How to choose and fit a rear hugger
Why fit a hugger?
By closely following the contours of the rear tyre, a hugger acts as a protective shroud, preventing rain and mud from being flung from the tyre on to the rear shock/underside of the bike. Not only does it keep the bike clean it’ll also prevent stones from chipping chunks out of bodywork, alloy parts and the rear shock.
Stuff you’ll need
A rear paddock stand helps give all-over access to the rear of the bike. A set of Pozidrive and flat-bladed screwdrivers, or Allen keys, and even small sockets to allow removal of fasteners holding the rear chain guard, or other component brackets, in place. WD-40 or other anti-seize lubricants may be needed to free off fasteners that have stuck fast due to dirt and surface water, and copper grease to prevent them seizing again.
What types are there?
Some fit directly onto the swingarm with supplied fasteners – easy to fit. Others are made to allow the original chainguard to be retained – easy to fit but a bit naff. And there are those with their own integral chainguard, which look good but take a little longer to fit. Carbon, glass fibre or plastic huggers all do the same job, at different prices.
Can I really do it?
If you can correctly install batteries in a TV remote first time then there’s no reason why you couldn’t or shouldn’t fit a hugger on your own.
What can go wrong?
At worst the hugger will be out of alignment and rub on the rear tyre. Misalignment can also mean the hugger will trap stones that have stuck to the tyre and if the hugger is glass fibre or of carbon-fibre construction it could then splinter and crack. To prevent such problems, read on…
1. Check all of the parts needed, like brackets, spacers and fasteners, are included as per the instructions and parts list. And while you’re at it check the box to make sure it’s labelled as the right hugger for your bike. As with anything ordered via the web or by phone, always quote the bike’s year of manufacture or model designation code.
2. If the bike isn’t brand new and the chainguard has to be removed then soak the retaining bolts/screws with anti-seize spray and leave for a while before attempting to undo them. Always use the correct sized screwdriver or socket to undo the fasteners – chewed fasteners are as big a problem to remove as bolts that have sheared off.

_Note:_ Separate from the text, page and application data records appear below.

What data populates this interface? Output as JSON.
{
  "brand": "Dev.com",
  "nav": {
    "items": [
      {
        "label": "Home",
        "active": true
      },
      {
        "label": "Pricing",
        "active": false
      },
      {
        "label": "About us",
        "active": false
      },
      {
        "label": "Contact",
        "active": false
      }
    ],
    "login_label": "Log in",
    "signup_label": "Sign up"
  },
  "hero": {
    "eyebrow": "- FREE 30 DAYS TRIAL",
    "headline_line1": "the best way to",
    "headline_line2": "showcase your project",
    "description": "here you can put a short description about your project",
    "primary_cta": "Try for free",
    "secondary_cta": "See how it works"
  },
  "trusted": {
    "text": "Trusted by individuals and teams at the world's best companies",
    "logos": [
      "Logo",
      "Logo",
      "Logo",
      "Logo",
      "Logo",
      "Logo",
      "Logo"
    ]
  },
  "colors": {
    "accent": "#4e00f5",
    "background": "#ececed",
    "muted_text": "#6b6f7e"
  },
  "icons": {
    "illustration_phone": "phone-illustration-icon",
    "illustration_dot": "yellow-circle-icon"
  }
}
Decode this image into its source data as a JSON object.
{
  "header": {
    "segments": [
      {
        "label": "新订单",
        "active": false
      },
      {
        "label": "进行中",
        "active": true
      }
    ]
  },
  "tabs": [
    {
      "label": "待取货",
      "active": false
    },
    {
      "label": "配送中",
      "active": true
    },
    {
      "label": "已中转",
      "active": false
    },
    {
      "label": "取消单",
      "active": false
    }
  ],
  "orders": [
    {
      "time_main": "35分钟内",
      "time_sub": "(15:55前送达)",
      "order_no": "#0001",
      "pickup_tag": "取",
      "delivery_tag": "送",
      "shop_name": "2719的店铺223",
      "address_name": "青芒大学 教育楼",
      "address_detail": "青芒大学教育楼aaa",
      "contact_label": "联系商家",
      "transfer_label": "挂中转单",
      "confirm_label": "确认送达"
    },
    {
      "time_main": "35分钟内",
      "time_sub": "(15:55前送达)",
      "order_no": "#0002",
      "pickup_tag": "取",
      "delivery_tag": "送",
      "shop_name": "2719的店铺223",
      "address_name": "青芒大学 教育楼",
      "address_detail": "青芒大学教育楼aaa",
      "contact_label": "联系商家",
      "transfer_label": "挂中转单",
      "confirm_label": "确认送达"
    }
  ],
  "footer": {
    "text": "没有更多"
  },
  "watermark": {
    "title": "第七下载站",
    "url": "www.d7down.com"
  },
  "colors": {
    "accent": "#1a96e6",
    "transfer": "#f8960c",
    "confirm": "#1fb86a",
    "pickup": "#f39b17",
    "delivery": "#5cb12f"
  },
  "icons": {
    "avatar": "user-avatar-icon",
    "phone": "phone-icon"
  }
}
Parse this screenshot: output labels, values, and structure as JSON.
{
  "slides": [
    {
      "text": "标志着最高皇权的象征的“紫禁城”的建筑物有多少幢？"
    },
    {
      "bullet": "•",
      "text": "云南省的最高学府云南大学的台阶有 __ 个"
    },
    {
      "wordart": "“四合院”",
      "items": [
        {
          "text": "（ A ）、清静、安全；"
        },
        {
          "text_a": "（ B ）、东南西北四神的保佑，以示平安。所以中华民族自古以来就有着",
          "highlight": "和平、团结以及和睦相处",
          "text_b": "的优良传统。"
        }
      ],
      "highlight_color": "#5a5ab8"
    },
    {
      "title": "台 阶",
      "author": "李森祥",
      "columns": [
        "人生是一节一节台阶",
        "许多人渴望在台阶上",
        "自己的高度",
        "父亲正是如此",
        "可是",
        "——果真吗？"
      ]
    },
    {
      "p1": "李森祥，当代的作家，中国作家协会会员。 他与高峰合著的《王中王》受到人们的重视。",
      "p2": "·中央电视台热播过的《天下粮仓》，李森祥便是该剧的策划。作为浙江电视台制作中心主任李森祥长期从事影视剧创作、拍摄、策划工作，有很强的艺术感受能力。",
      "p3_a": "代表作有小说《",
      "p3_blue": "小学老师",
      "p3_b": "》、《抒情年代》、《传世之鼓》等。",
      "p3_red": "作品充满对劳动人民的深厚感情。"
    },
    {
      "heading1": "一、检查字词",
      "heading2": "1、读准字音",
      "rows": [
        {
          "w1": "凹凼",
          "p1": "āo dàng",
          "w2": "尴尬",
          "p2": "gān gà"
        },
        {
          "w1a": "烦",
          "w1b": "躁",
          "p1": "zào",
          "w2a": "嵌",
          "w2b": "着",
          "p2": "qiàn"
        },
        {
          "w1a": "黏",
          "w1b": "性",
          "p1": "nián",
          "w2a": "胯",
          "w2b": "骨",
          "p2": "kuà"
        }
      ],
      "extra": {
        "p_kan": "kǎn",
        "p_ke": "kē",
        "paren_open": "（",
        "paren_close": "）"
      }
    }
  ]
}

3. If footrest hangers have to be removed to access the chainguard’s mounting bolts/screws, an extension bar might be needed to ‘crack’ the bolts undone – a non-setting glue (Loctite) is used on the threads. If it’s the first time they’ve been undone you won’t need to apply more Loctite to the threads when refitting the bolts.

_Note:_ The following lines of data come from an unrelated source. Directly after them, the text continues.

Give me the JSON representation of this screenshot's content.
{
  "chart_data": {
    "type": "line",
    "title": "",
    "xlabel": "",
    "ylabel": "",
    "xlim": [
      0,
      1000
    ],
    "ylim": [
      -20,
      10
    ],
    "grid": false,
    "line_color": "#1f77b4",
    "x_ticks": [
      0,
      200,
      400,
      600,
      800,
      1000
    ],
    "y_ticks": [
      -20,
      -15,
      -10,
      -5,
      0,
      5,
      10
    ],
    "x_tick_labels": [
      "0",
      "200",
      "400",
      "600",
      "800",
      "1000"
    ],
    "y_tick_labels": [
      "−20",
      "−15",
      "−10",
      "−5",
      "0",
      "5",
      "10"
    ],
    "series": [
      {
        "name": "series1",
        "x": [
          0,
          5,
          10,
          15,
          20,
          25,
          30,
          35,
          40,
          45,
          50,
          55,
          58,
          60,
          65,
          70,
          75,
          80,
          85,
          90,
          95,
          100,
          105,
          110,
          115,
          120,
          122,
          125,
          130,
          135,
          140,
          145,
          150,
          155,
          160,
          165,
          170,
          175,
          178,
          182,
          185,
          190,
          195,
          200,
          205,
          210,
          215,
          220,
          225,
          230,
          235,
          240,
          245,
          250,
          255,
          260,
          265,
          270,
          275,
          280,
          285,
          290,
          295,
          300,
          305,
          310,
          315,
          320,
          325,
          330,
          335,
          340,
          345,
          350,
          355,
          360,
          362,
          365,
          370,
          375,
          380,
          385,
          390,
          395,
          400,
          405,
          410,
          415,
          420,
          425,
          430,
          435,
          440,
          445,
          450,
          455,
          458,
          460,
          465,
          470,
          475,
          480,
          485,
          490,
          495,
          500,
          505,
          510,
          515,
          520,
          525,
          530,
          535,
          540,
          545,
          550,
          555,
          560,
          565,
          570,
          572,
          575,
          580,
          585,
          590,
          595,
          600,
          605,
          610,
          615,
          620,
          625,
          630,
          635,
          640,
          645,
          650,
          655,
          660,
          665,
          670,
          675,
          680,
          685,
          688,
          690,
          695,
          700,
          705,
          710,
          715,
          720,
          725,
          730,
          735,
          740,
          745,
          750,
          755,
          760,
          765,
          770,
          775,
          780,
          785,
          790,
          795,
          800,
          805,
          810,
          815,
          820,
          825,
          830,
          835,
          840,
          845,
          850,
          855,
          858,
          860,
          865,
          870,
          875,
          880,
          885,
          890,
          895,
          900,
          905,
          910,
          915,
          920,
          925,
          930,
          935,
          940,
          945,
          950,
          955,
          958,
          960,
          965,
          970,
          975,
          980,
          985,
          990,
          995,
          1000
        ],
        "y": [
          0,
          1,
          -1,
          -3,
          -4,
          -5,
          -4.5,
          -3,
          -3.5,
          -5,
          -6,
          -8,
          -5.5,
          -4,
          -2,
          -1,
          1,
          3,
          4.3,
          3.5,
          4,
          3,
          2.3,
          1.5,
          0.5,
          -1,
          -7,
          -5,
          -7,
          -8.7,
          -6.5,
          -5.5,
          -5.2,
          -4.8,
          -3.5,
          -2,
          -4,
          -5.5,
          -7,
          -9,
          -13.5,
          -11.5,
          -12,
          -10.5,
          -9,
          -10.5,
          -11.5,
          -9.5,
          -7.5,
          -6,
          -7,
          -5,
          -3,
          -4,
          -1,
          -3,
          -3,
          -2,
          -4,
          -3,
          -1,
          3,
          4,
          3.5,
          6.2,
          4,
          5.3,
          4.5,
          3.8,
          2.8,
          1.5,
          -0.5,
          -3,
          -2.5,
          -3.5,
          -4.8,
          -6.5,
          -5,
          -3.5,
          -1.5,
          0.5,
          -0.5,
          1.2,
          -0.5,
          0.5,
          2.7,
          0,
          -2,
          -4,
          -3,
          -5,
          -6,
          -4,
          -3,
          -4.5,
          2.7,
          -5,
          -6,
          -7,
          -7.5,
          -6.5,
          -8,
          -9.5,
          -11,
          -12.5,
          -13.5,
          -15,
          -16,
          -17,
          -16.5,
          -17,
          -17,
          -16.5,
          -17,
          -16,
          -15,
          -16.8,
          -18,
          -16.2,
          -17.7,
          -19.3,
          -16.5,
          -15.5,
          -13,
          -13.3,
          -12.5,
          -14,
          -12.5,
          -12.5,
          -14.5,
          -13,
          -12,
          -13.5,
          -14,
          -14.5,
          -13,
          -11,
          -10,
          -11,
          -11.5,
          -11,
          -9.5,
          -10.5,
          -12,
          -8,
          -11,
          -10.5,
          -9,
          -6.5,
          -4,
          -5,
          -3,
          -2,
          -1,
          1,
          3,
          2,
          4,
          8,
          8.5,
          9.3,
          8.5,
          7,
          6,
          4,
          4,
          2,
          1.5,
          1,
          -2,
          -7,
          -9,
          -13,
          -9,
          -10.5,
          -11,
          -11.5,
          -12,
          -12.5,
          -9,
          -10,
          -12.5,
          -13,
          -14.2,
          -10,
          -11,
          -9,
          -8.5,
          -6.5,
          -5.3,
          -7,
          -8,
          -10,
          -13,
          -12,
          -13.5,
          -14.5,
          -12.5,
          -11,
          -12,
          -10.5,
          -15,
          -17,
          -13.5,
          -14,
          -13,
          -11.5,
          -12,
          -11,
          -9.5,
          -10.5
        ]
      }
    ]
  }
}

4. Take the hugger and carefully put it in place. Check the mounting brackets and mounting holes on the hugger fall roughly in line. What you’re doing is checking that the hugger will actually fit your model of bike. Marked or damaged parts may lessen the chances of an exchange for the correct part even if you’re sure you ordered correctly.
5. Remove the hugger and fit any rubber spacers supplied. Apply copper grease to the start of the threads on all fasteners – as you wind the bolt/screw in, the grease is worked back up for total coverage without using too much in the first place. Old corroded bolts should be wire-brushed clean beforehand.

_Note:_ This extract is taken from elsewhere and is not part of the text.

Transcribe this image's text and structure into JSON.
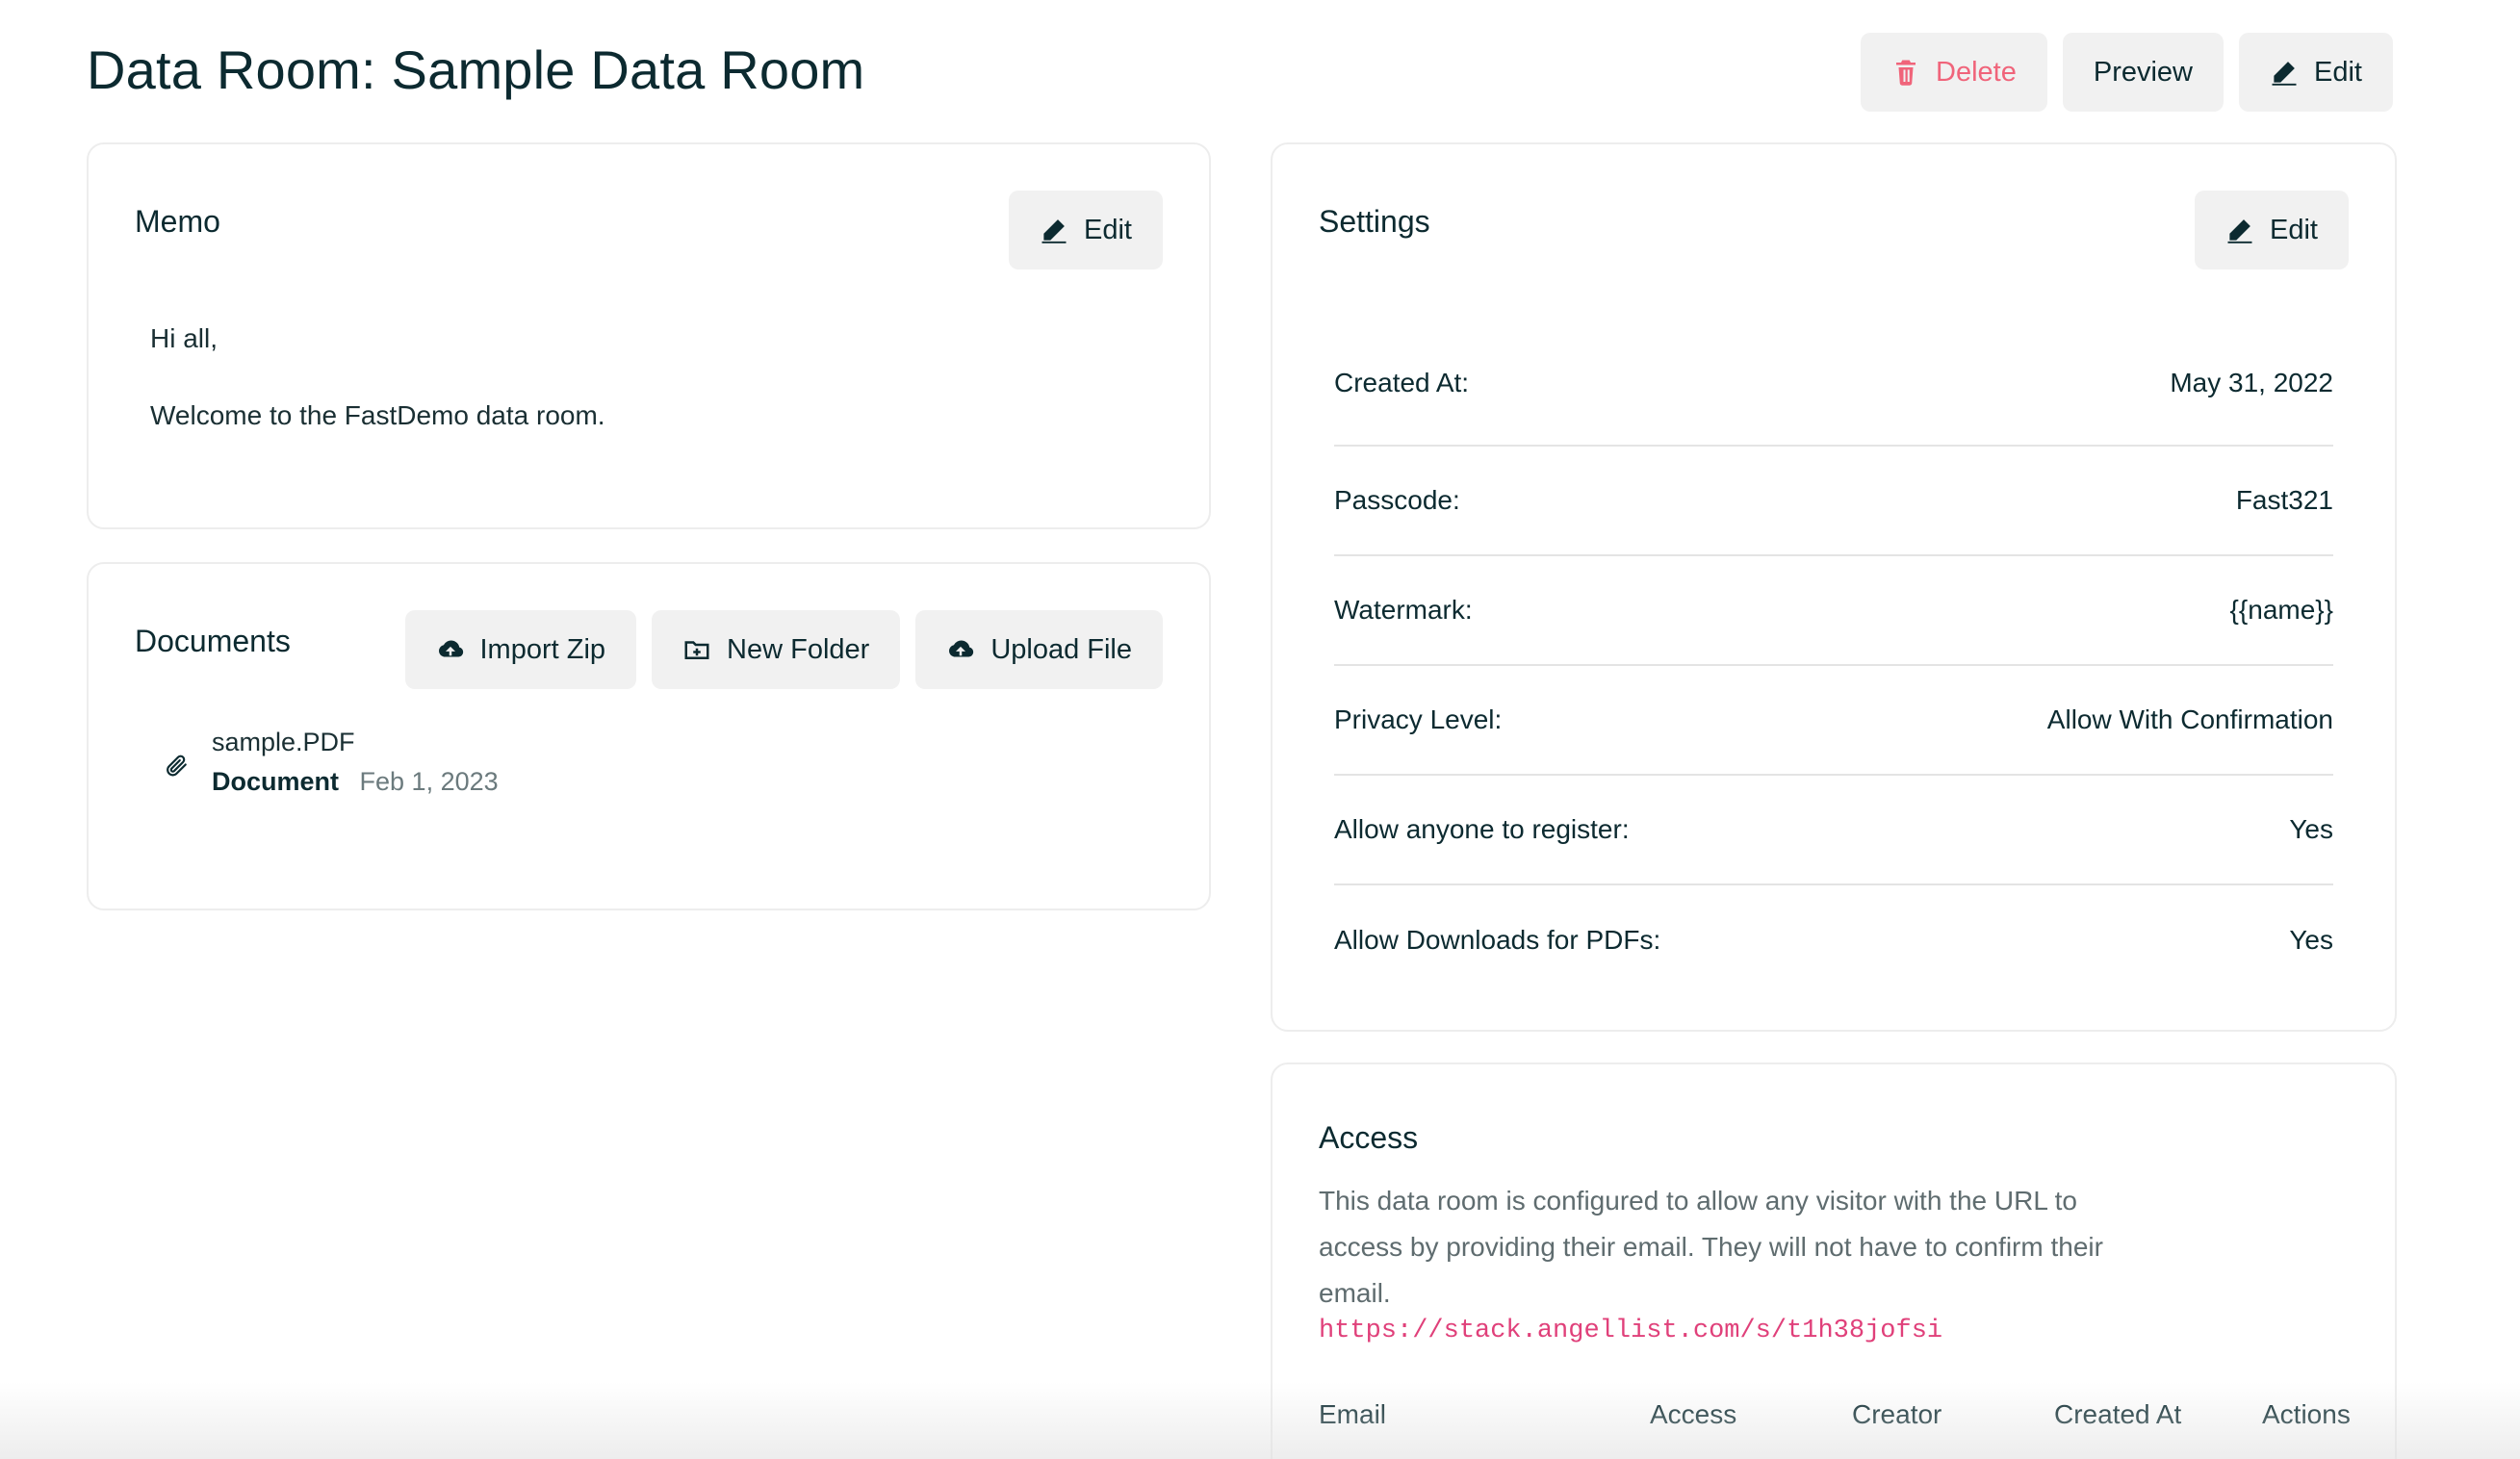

6. A good tip is to apply copper grease to the threads of any mounting points/brackets – use a small flat-bladed screwdriver for ease. As the bolt/screw is wound in the threads are also covered with the anti-seize grease. The grease also forms an effective plug against dirt and water ingress into the threads. Make sure you wipe off any excess, though.
7. Carefully put the hugger into place on the bike and start fitting all the mounting screws/bolts. Do not tighten them all the way up – leave them just short of finger tight to allow for small but necessary bending of the hugger in case some of the mounting holes don’t exactly line up. Don’t force the fasteners home if they don’t…
8. Instead mark the hugger with a pencil where the hole should fall and then remove it. If the hole is a mile off, drill a new hole – start with a 3mm pilot hole first and put tape on the hugger to stop the drill from sliding and scratching the hugger. Otherwise a rat tail file can be used to extend the hole in the direction it needs to go.
9. Refit the hugger and tighten the bolts up. Check the hugger is perfectly aligned – an equal gap across the breadth of the tyre, and the middle of the hugger aligned with the middle of the tyre. It should not foul any part of the tyre, chain, exhaust or underside of the tail section – check by going two-up while stationary to compress the rear end.
10. Check the routing and clamping of the brake line hoses and, in some cases, the rear wheel speed sensor. Make sure the hose clamps don’t interfere with the hugger or they’ll cause it to crack when tightened in place. If the hugger is lop-sided then small washers on the screws/bolts, under the hugger, will square it up.
11. A recommended tip is to fit self-adhesive draught excluder (sponge strip) to the area of the hugger where it sits flush on the swingarm. The reasons are that it provides a perfect seal to stop surface water and grit getting onto the rear shock, it also stops any possibility of the hugger rubbing or vibrating against that costly swingarm.
12. Huggers not only prevent damage from flung road crud but can add that desired factory finish look. Always bear in mind that glass fibre huggers aren’t as resilient to damage from flung stones as, say, carbon-fibre ones. Clean the hugger in the same way as you would the bodywork – carefully and with pride – because you fitted it.